If some of the barn girls had got their way, Christine would have been nominated for a civic award as well. But the consensus was clear: the very private Christine, who was adroit at sidestepping inquiries about herself, would not have wanted the attention, and would have been horrified by being placed centre stage.

Her funeral service order encapsulated this private woman. There was no photograph, as is common practice, on the front of the sheet, and a family photograph on the back, with Christine one of those in the second row.

Christine, says St Stephen’s congregant Jane Manson, was someone who did not seek the limelight.

“But when Christine set her mind to something, she did it. She brought people together, set a goal, that’s what she did. A lot of people want to do things, but don’t want to be the leader. Christine was a leader, especially for the festival. She would keep a close eye on the detail, what to make and do. Everything had to be well made or it would not go in.”

There are two groups who continue to meet in St Stephen’s hall to prepare for this year’s festival. The Wednesday group are the older barn girls – almost all of them are in their 80s or 90s. The Thursday group is much younger – they are in their 70s.

For now, Christine’s festival is in many pairs of safe hands.

Christine was the dear wife and best friend of the late Rex. Loved mother of Andrew, Matthew and Tessa. Loved mother-in-law of Jodi, Hilary, and Brian. Proud grandmother of Daniel and Jessica; Mason and Justin; Aoife, Ben, and Ciara.

* A Life Story tells of a New Zealander who helped to shape the Waikato community. If you know of someone whose life story should be told, please email

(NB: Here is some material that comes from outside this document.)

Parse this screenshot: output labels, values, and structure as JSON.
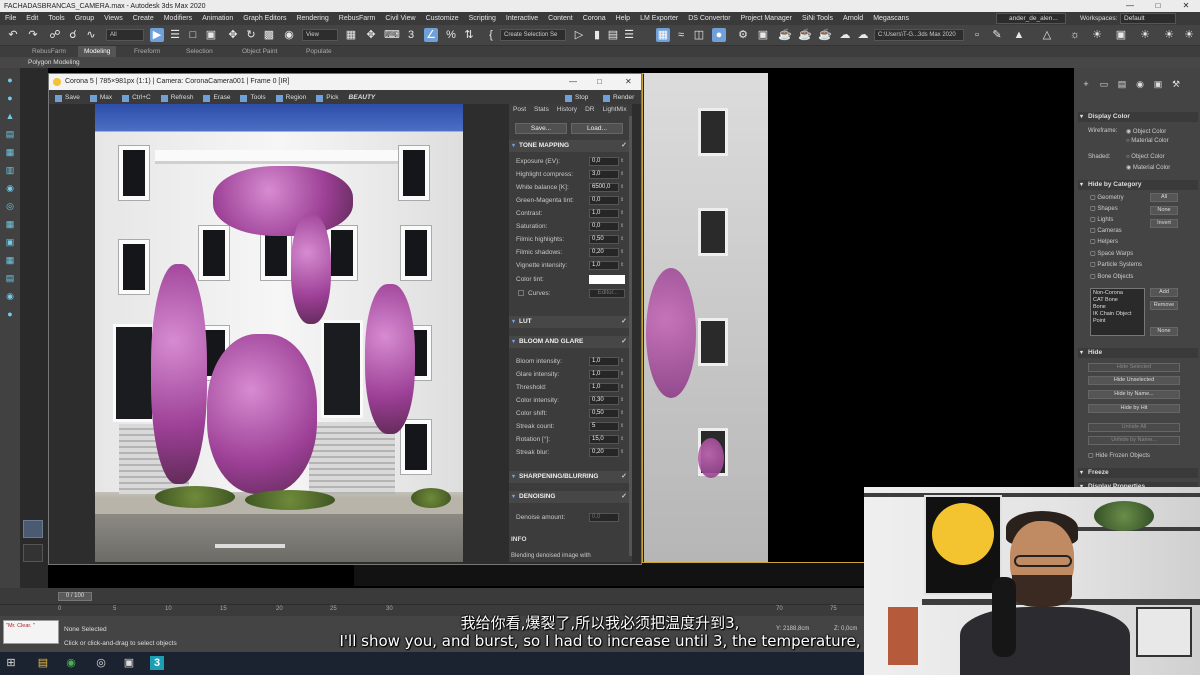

Like what we do? Support us in our mission to keep Tamahere informed.

Leave a Reply

Your email address will not be published.